“Maybe you wouldn’t play that song for your first dance or when you’re walking down the aisle, unless everyone has a really good sense of humor, but that’s a good example of a song that if you play it at the right time, it’s probably OK,” she said.
”Cause I can’t spell away this hurt that’s drippin’ down my cheek.”
Just N-O, N-O, N-O, N-O, N-O.
“Picture this, we were both caught making love on the bathroom floor.”
Doing it on the sofa, in the shower, on the counter – while Shaggy’s stamina is impressive, save your parents a heart attack by skipping this song.
“Don’t you ever for a second get to thinkin’ you’re irreplaceable.”
One word taken out of context does not a good dance song make.
“Throw your clothes (throw your clothes) on the floor (on the floor).”
While this song may get you going in the bedroom, I doubt it will get your guests going on the dance floor.

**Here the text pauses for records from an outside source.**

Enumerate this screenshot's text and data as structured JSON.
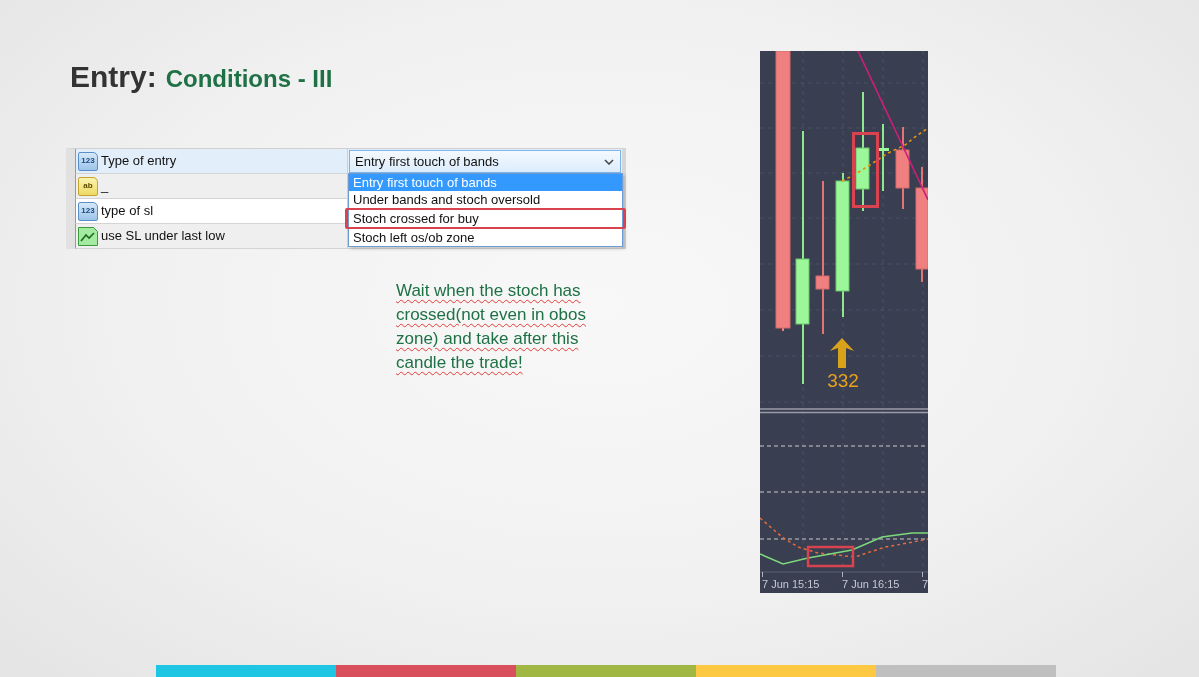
{
  "title": {
    "prefix": "Entry:",
    "text": "Conditions - III"
  },
  "settings_grid": {
    "rows": [
      {
        "kind": "number",
        "badge": "123",
        "name": "Type of entry",
        "selected": true,
        "dropdown": {
          "value": "Entry first touch of bands",
          "expanded": true,
          "options": [
            {
              "label": "Entry first touch of bands",
              "selected": true,
              "framed": false
            },
            {
              "label": "Under bands and stoch oversold",
              "selected": false,
              "framed": false
            },
            {
              "label": "Stoch crossed for buy",
              "selected": false,
              "framed": true
            },
            {
              "label": "Stoch left os/ob zone",
              "selected": false,
              "framed": false
            }
          ]
        }
      },
      {
        "kind": "text",
        "badge": "ab",
        "name": "_",
        "selected": false
      },
      {
        "kind": "number",
        "badge": "123",
        "name": "type of sl",
        "selected": false
      },
      {
        "kind": "graph",
        "name": "use SL under last low",
        "selected": false
      }
    ]
  },
  "note": {
    "text": "Wait when the stoch has crossed(not even in obos zone) and take after this candle the trade!",
    "spell_flagged": true
  },
  "chart": {
    "signal_label": "332",
    "time_labels": [
      "7 Jun 15:15",
      "7 Jun 16:15",
      "7"
    ]
  },
  "footer_stripes": [
    {
      "color": "#1fc6e3"
    },
    {
      "color": "#d94f5b"
    },
    {
      "color": "#a0b843"
    },
    {
      "color": "#fdc842"
    },
    {
      "color": "#bfbfbf"
    }
  ]
}
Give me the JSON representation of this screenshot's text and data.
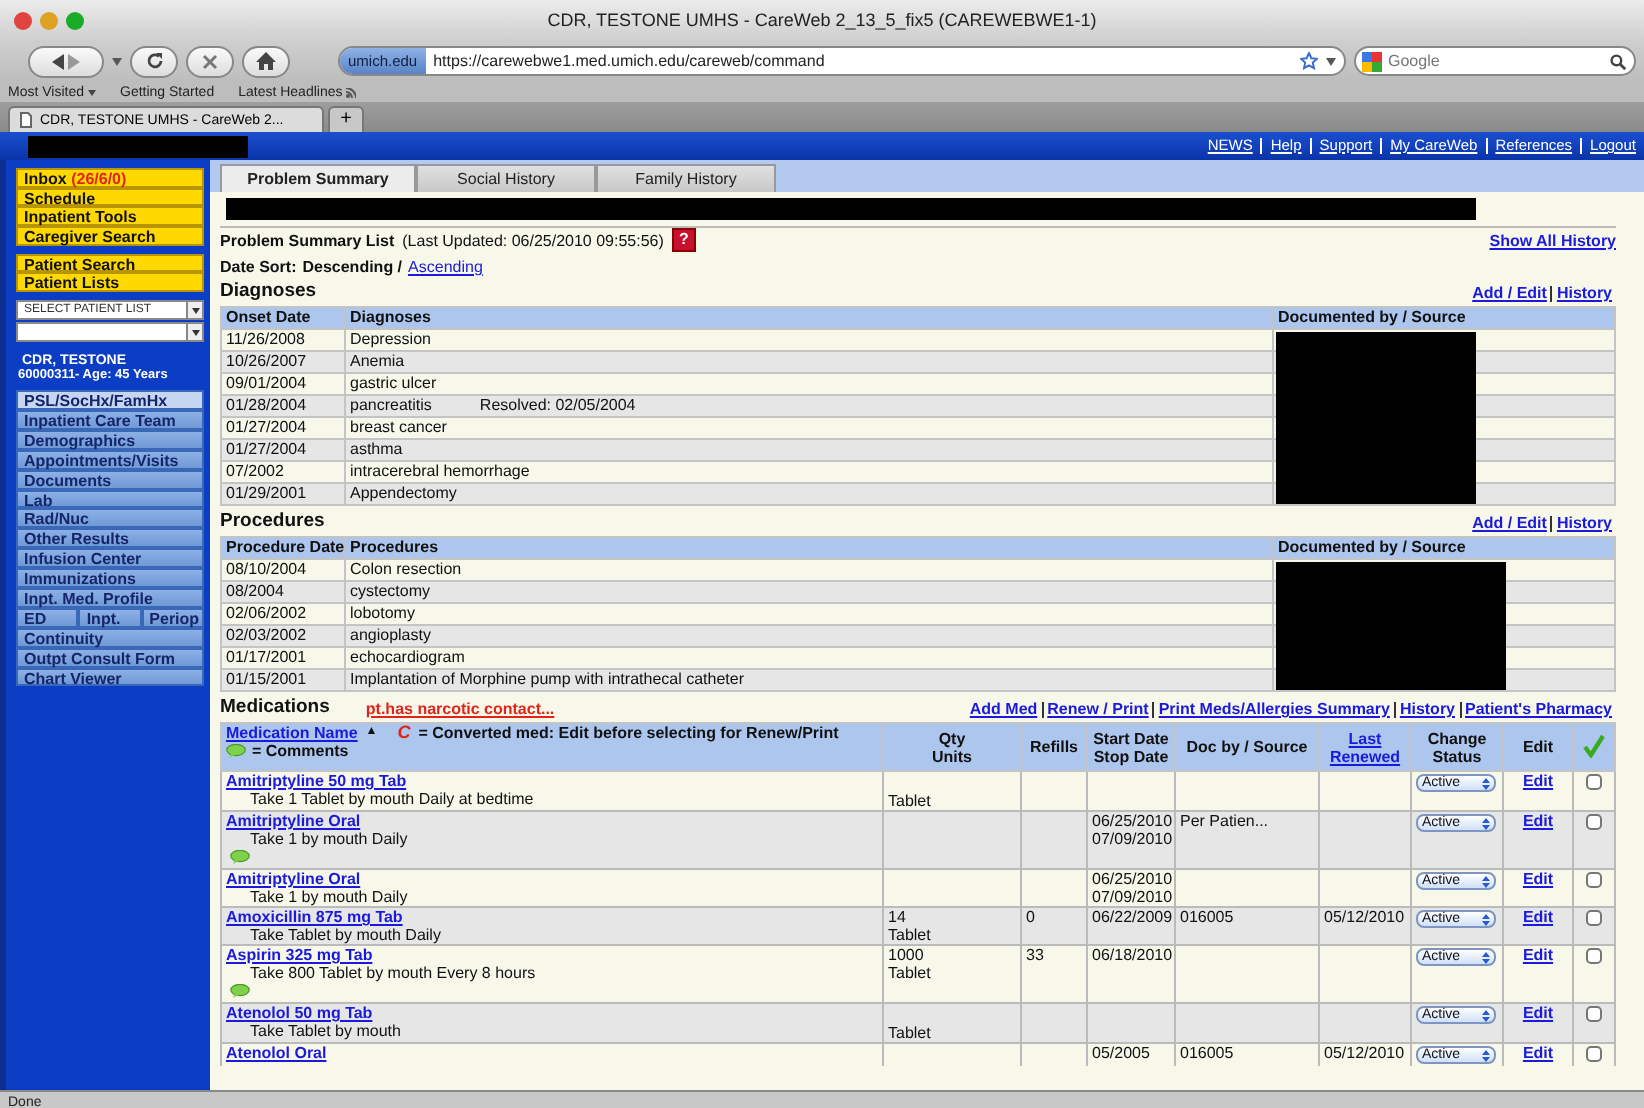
{
  "browser": {
    "title": "CDR, TESTONE UMHS - CareWeb 2_13_5_fix5 (CAREWEBWE1-1)",
    "site_badge": "umich.edu",
    "url": "https://carewebwe1.med.umich.edu/careweb/command",
    "search": {
      "placeholder": "Google"
    },
    "bookmarks": [
      {
        "label": "Most Visited",
        "kind": "menu"
      },
      {
        "label": "Getting Started",
        "kind": "link"
      },
      {
        "label": "Latest Headlines",
        "kind": "feed"
      }
    ],
    "tabs": [
      {
        "label": "CDR, TESTONE UMHS - CareWeb 2...",
        "selected": true
      }
    ],
    "new_tab": "+"
  },
  "top_links": [
    "NEWS",
    "Help",
    "Support",
    "My CareWeb",
    "References",
    "Logout"
  ],
  "sidebar": {
    "primary": [
      {
        "label": "Inbox",
        "count": "(26/6/0)"
      },
      {
        "label": "Schedule"
      },
      {
        "label": "Inpatient Tools"
      },
      {
        "label": "Caregiver Search"
      }
    ],
    "patient_tools": [
      "Patient Search",
      "Patient Lists"
    ],
    "patient_list_select": {
      "value": "SELECT PATIENT LIST"
    },
    "patient": {
      "name": "CDR, TESTONE",
      "info": "60000311- Age: 45 Years"
    },
    "chart_menu": [
      {
        "kind": "item",
        "label": "PSL/SocHx/FamHx",
        "selected": true
      },
      {
        "kind": "item",
        "label": "Inpatient Care Team",
        "selected": false
      },
      {
        "kind": "item",
        "label": "Demographics",
        "selected": false
      },
      {
        "kind": "item",
        "label": "Appointments/Visits",
        "selected": false
      },
      {
        "kind": "item",
        "label": "Documents",
        "selected": false
      },
      {
        "kind": "item",
        "label": "Lab",
        "selected": false
      },
      {
        "kind": "item",
        "label": "Rad/Nuc",
        "selected": false
      },
      {
        "kind": "item",
        "label": "Other Results",
        "selected": false
      },
      {
        "kind": "item",
        "label": "Infusion Center",
        "selected": false
      },
      {
        "kind": "item",
        "label": "Immunizations",
        "selected": false
      },
      {
        "kind": "item",
        "label": "Inpt. Med. Profile",
        "selected": false
      },
      {
        "kind": "split",
        "items": [
          {
            "label": "ED",
            "selected": false
          },
          {
            "label": "Inpt.",
            "selected": false
          },
          {
            "label": "Periop",
            "selected": false
          }
        ]
      },
      {
        "kind": "item",
        "label": "Continuity",
        "selected": false
      },
      {
        "kind": "item",
        "label": "Outpt Consult Form",
        "selected": false
      },
      {
        "kind": "item",
        "label": "Chart Viewer",
        "selected": false
      }
    ]
  },
  "tabs": [
    {
      "label": "Problem Summary",
      "selected": true
    },
    {
      "label": "Social History",
      "selected": false
    },
    {
      "label": "Family History",
      "selected": false
    }
  ],
  "summary": {
    "title": "Problem Summary List",
    "updated": "(Last Updated: 06/25/2010 09:55:56)",
    "help": "?",
    "show_all": "Show All History"
  },
  "date_sort": {
    "label": "Date Sort:",
    "current": "Descending /",
    "link": "Ascending"
  },
  "diagnoses": {
    "title": "Diagnoses",
    "links": [
      "Add / Edit",
      "History"
    ],
    "columns": [
      "Onset Date",
      "Diagnoses",
      "Documented by / Source"
    ],
    "rows": [
      {
        "date": "11/26/2008",
        "name": "Depression"
      },
      {
        "date": "10/26/2007",
        "name": "Anemia"
      },
      {
        "date": "09/01/2004",
        "name": "gastric ulcer"
      },
      {
        "date": "01/28/2004",
        "name": "pancreatitis",
        "note": "Resolved: 02/05/2004"
      },
      {
        "date": "01/27/2004",
        "name": "breast cancer"
      },
      {
        "date": "01/27/2004",
        "name": "asthma"
      },
      {
        "date": "07/2002",
        "name": "intracerebral hemorrhage"
      },
      {
        "date": "01/29/2001",
        "name": "Appendectomy"
      }
    ]
  },
  "procedures": {
    "title": "Procedures",
    "links": [
      "Add / Edit",
      "History"
    ],
    "columns": [
      "Procedure Date",
      "Procedures",
      "Documented by / Source"
    ],
    "rows": [
      {
        "date": "08/10/2004",
        "name": "Colon resection"
      },
      {
        "date": "08/2004",
        "name": "cystectomy"
      },
      {
        "date": "02/06/2002",
        "name": "lobotomy"
      },
      {
        "date": "02/03/2002",
        "name": "angioplasty"
      },
      {
        "date": "01/17/2001",
        "name": "echocardiogram"
      },
      {
        "date": "01/15/2001",
        "name": "Implantation of Morphine pump with intrathecal catheter"
      }
    ]
  },
  "medications": {
    "title": "Medications",
    "alert": "pt.has narcotic contact...",
    "links": [
      "Add Med",
      "Renew / Print",
      "Print Meds/Allergies Summary",
      "History",
      "Patient's Pharmacy"
    ],
    "legend": {
      "sort_link": "Medication Name",
      "sort_arrow": "▲",
      "converted_mark": "C",
      "converted_text": "= Converted med: Edit before selecting for Renew/Print",
      "comments_text": "= Comments"
    },
    "columns": [
      {
        "kind": "text",
        "lines": [
          "Qty",
          "Units"
        ]
      },
      {
        "kind": "text",
        "lines": [
          "Refills"
        ]
      },
      {
        "kind": "text",
        "lines": [
          "Start Date",
          "Stop Date"
        ]
      },
      {
        "kind": "text",
        "lines": [
          "Doc by / Source"
        ]
      },
      {
        "kind": "link",
        "lines": [
          "Last",
          "Renewed"
        ]
      },
      {
        "kind": "text",
        "lines": [
          "Change",
          "Status"
        ]
      },
      {
        "kind": "text",
        "lines": [
          "Edit"
        ]
      }
    ],
    "rows": [
      {
        "name": "Amitriptyline 50 mg Tab",
        "instructions": "Take 1 Tablet by mouth Daily at bedtime",
        "comment": false,
        "units": "Tablet",
        "status": "Active",
        "edit": "Edit",
        "checked": false
      },
      {
        "name": "Amitriptyline Oral",
        "instructions": "Take 1 by mouth Daily",
        "comment": true,
        "start": "06/25/2010",
        "stop": "07/09/2010",
        "source": "Per Patien...",
        "status": "Active",
        "edit": "Edit",
        "checked": false
      },
      {
        "name": "Amitriptyline Oral",
        "instructions": "Take 1 by mouth Daily",
        "comment": false,
        "start": "06/25/2010",
        "stop": "07/09/2010",
        "status": "Active",
        "edit": "Edit",
        "checked": false
      },
      {
        "name": "Amoxicillin 875 mg Tab",
        "instructions": "Take Tablet by mouth Daily",
        "comment": false,
        "qty": "14",
        "units": "Tablet",
        "refills": "0",
        "start": "06/22/2009",
        "source": "016005",
        "renewed": "05/12/2010",
        "status": "Active",
        "edit": "Edit",
        "checked": false
      },
      {
        "name": "Aspirin 325 mg Tab",
        "instructions": "Take 800 Tablet by mouth Every 8 hours",
        "comment": true,
        "qty": "1000",
        "units": "Tablet",
        "refills": "33",
        "start": "06/18/2010",
        "status": "Active",
        "edit": "Edit",
        "checked": false
      },
      {
        "name": "Atenolol 50 mg Tab",
        "instructions": "Take Tablet by mouth",
        "comment": false,
        "units": "Tablet",
        "status": "Active",
        "edit": "Edit",
        "checked": false
      },
      {
        "name": "Atenolol Oral",
        "comment": false,
        "start": "05/2005",
        "source": "016005",
        "renewed": "05/12/2010",
        "status": "Active",
        "edit": "Edit",
        "checked": false
      }
    ]
  },
  "status_bar": "Done"
}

“It gets a little intimate, so that might not be the best song to play for your first dance,” Forrest said.
We have to agree.
“You don’t have to say, what you did, I already know, I found out from him.”

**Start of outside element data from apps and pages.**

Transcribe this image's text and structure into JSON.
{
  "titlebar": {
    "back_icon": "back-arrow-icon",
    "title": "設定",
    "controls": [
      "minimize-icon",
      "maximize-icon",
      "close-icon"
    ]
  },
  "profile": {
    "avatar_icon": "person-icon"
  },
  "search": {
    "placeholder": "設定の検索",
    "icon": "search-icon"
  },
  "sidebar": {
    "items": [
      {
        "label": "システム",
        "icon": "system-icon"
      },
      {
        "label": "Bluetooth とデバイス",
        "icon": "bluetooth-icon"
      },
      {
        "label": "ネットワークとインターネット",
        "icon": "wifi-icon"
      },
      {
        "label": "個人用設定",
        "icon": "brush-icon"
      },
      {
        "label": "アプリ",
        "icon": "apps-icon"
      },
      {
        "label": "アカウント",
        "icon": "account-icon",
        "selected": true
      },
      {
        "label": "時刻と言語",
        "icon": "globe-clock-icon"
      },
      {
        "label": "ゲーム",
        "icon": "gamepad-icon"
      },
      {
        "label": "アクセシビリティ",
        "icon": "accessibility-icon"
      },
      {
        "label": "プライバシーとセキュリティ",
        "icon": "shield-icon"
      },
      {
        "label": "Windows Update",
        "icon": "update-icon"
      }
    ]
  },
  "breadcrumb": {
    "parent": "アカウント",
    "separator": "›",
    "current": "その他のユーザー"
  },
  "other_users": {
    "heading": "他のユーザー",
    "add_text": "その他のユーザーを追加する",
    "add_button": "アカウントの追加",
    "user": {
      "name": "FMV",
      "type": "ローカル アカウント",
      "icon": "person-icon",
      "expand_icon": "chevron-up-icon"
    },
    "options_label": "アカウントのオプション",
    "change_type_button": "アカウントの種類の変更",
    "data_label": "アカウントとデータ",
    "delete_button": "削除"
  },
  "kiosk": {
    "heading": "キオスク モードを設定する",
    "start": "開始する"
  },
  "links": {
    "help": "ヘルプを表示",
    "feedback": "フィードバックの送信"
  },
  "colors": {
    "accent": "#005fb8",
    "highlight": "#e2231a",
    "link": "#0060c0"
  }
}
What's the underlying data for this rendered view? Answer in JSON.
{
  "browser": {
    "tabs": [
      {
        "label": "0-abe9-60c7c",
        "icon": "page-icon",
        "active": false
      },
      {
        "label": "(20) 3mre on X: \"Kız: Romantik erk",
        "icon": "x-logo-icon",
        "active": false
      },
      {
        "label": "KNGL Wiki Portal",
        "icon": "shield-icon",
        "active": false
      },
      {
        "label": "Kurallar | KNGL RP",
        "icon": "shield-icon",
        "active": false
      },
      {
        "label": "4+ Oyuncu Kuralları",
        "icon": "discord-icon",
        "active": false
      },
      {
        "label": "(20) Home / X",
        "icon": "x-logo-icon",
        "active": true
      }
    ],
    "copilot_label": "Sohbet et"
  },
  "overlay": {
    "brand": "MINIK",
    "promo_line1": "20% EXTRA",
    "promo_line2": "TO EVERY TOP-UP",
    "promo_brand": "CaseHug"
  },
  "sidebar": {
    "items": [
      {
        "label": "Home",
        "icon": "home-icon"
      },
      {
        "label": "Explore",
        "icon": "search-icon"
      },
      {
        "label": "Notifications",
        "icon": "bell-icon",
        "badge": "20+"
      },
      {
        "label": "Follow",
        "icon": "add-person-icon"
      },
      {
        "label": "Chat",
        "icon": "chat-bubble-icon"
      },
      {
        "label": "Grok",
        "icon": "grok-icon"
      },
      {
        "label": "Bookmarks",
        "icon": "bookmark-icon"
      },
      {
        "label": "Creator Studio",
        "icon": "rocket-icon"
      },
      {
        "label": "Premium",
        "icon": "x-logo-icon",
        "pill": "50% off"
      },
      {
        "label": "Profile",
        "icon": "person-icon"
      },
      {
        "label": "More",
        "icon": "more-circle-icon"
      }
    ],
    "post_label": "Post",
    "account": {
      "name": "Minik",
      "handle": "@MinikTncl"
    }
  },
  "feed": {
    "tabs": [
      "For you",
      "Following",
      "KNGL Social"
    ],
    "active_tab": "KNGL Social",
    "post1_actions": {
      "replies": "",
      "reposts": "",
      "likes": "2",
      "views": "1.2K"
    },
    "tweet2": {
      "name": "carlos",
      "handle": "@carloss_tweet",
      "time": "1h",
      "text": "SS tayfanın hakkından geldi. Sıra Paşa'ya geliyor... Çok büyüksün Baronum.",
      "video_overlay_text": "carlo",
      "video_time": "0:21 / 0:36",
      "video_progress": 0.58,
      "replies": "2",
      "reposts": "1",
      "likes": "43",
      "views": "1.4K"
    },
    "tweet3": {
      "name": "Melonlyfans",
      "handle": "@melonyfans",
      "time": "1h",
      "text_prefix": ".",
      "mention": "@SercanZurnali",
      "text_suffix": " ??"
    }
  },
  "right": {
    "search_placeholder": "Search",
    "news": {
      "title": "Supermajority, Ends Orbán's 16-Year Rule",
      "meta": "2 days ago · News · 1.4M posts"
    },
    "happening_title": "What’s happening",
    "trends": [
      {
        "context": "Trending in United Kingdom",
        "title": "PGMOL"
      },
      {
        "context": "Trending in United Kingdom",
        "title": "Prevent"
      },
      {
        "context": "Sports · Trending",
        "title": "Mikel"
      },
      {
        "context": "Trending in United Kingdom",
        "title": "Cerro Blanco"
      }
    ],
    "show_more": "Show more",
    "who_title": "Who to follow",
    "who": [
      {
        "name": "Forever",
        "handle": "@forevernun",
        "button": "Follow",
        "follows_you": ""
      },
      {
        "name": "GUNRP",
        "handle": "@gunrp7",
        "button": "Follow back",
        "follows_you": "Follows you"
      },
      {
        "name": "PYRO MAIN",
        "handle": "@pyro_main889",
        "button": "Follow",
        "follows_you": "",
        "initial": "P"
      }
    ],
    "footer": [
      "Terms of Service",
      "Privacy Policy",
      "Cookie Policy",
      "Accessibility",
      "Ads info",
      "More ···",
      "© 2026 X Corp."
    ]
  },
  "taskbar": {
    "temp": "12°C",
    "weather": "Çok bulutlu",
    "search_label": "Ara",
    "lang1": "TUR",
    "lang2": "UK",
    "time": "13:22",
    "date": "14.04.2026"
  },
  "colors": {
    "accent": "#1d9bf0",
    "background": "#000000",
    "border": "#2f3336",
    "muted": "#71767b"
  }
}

I love this song as much as the next Timberlaker, but there’s a time and a place for it … like when you’re cutting your ex’s face out of your pictures.
“It’s just you and your hand tonight.”

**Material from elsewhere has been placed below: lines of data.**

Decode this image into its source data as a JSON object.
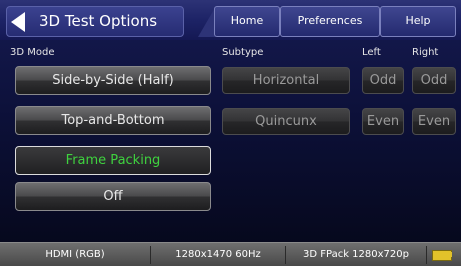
{
  "header": {
    "title": "3D Test Options",
    "tabs": [
      {
        "label": "Home"
      },
      {
        "label": "Preferences"
      },
      {
        "label": "Help"
      }
    ]
  },
  "columns": {
    "mode": "3D Mode",
    "subtype": "Subtype",
    "left": "Left",
    "right": "Right"
  },
  "modes": [
    {
      "label": "Side-by-Side (Half)",
      "selected": false
    },
    {
      "label": "Top-and-Bottom",
      "selected": false
    },
    {
      "label": "Frame Packing",
      "selected": true
    },
    {
      "label": "Off",
      "selected": false
    }
  ],
  "subtypes": [
    "Horizontal",
    "Quincunx"
  ],
  "parity": {
    "left": [
      "Odd",
      "Even"
    ],
    "right": [
      "Odd",
      "Even"
    ]
  },
  "status": {
    "interface": "HDMI (RGB)",
    "timing": "1280x1470 60Hz",
    "format": "3D FPack 1280x720p"
  },
  "colors": {
    "selected_text": "#3fd23f",
    "battery": "#e2c22a"
  }
}
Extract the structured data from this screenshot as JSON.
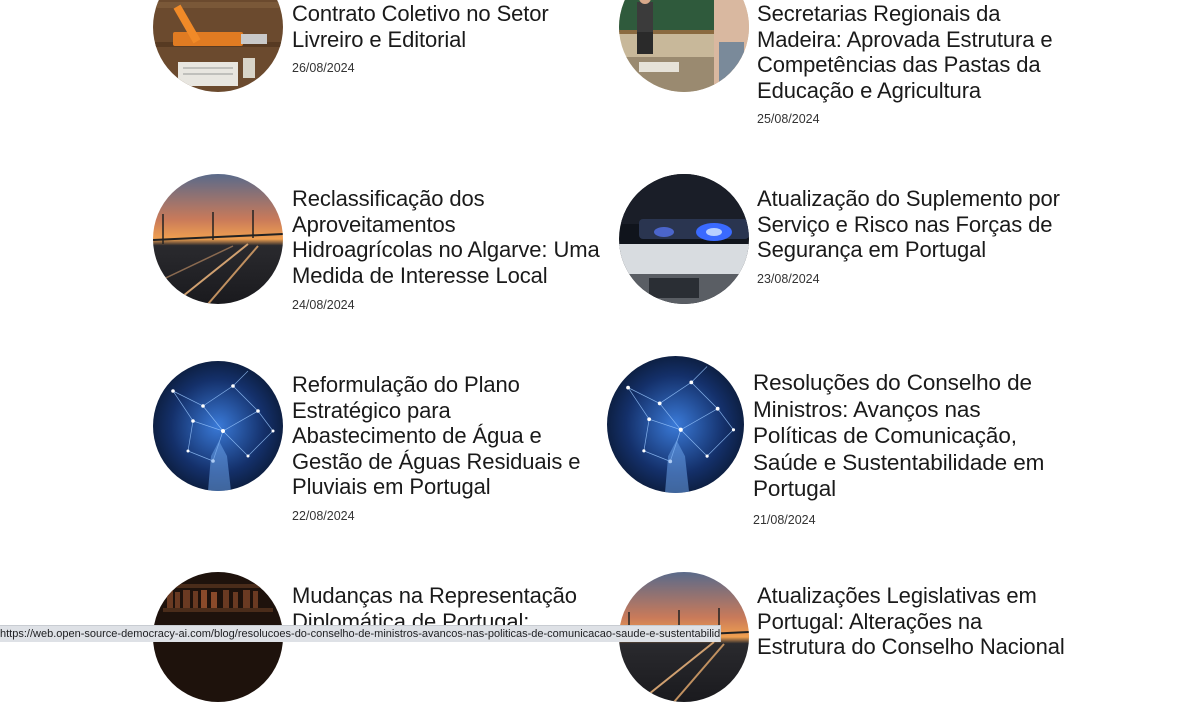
{
  "articles": [
    {
      "title_lines": [
        "Contrato Coletivo no Setor",
        "Livreiro e Editorial"
      ],
      "date": "26/08/2024",
      "image": "tools-on-wood-photo"
    },
    {
      "title_lines": [
        "Secretarias Regionais da",
        "Madeira: Aprovada Estrutura e",
        "Competências das Pastas da",
        "Educação e Agricultura"
      ],
      "date": "25/08/2024",
      "image": "classroom-photo"
    },
    {
      "title_lines": [
        "Reclassificação dos",
        "Aproveitamentos",
        "Hidroagrícolas no Algarve: Uma",
        "Medida de Interesse Local"
      ],
      "date": "24/08/2024",
      "image": "railway-sunset-photo"
    },
    {
      "title_lines": [
        "Atualização do Suplemento por",
        "Serviço e Risco nas Forças de",
        "Segurança em Portugal"
      ],
      "date": "23/08/2024",
      "image": "police-car-lights-photo"
    },
    {
      "title_lines": [
        "Reformulação do Plano",
        "Estratégico para",
        "Abastecimento de Água e",
        "Gestão de Águas Residuais e",
        "Pluviais em Portugal"
      ],
      "date": "22/08/2024",
      "image": "digital-network-hand-photo"
    },
    {
      "title_lines": [
        "Resoluções do Conselho de",
        "Ministros: Avanços nas",
        "Políticas de Comunicação,",
        "Saúde e Sustentabilidade em",
        "Portugal"
      ],
      "date": "21/08/2024",
      "image": "digital-network-hand-photo"
    },
    {
      "title_lines": [
        "Mudanças na Representação",
        "Diplomática de Portugal:"
      ],
      "date": "",
      "image": "library-shelves-photo"
    },
    {
      "title_lines": [
        "Atualizações Legislativas em",
        "Portugal: Alterações na",
        "Estrutura do Conselho Nacional"
      ],
      "date": "",
      "image": "railway-sunset-photo"
    }
  ],
  "status_url": "https://web.open-source-democracy-ai.com/blog/resolucoes-do-conselho-de-ministros-avancos-nas-politicas-de-comunicacao-saude-e-sustentabilidade-em-portugal"
}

Songs about masturbation should be nowhere near your wedding. I repeat … Songs about masturbation should be nowhere near your wedding.
“I say, ‘I hate you,’ we break up, you call me, ‘I love you.'”
There’s no doubt TSwift is a lyrical genius, but tonight is about you two, not her and Jake Gyllenhaal.
“So I pulled up in the Jag, and I hit ’em with the jab like … Dun-d-d-dun-dun-d-d-dun-dun.”
Forrest’s take? Get a good feel of the crowd before you play this one.
“If people are just wanting to listen to the latest music and people can have fun with it, then that’s something completely different,” she said.
“I pity the fool that falls in love with you.”
I pity the couple who plays this song.
“‘Cause I know I don’t belong here in heaven.”
Besides being extremely depressing, this song also is incredibly slooooow, so Forrest recommends picking songs that balance the tempo. Too slow and your guests will look like zombies on the dance floor.
“A fast song can be hard to dance to unless you’re a good dancer, and a song that’s too slow, which is probably even more difficult, you’re just standing there and swaying,” she said.
“You said that you could let it go and I wouldn’t catch you hung up on somebody that you used to know.”
This song may have been a number one hit, but it’s sure to be a number one downer at a wedding.
“Now come on, what was I supposed to do? He was out of town and his two friends were so fine.”
This isn’t 1995. If you insist on playing songs for group dances, try the Cha Cha Slide.
When it comes down to it, Forrest said you have to do what’s best for you and your wedding. If you like the songs listed above, then play them. If you don’t, then don’t.
And communicate with your DJ.
Is Grandma getting too handsy with the best man during “Anaconda”? Is “Somebody That I Used to Know” making your single sister want to dunk her head in the chocolate fountain?
The DJ’s job is to read the crowd, so he or she can help you set the mood if things are going in the wrong direction.
“They can help figure out what’s important for the wedding and for the crowd,” Forrest said.
The bottom line is every couple is different, every wedding is different and every crowd is different, so take it from the experts when they say be flexible and have some fun when choosing your songs.
“The biggest thing is listening to the lyrics and making the best decision for yourself. Is it appropriate? Does it feel right? Is it fun to dance to?” Forrest said.
To learn more about WeddingWire and their catalog of songs, WeddingWire.com. WeddingWire also hosts the annual Couples’ Choice Awards, which names the most/best reviewed vendors in each category. Select a location and you’ll see the top bands and DJs in your area!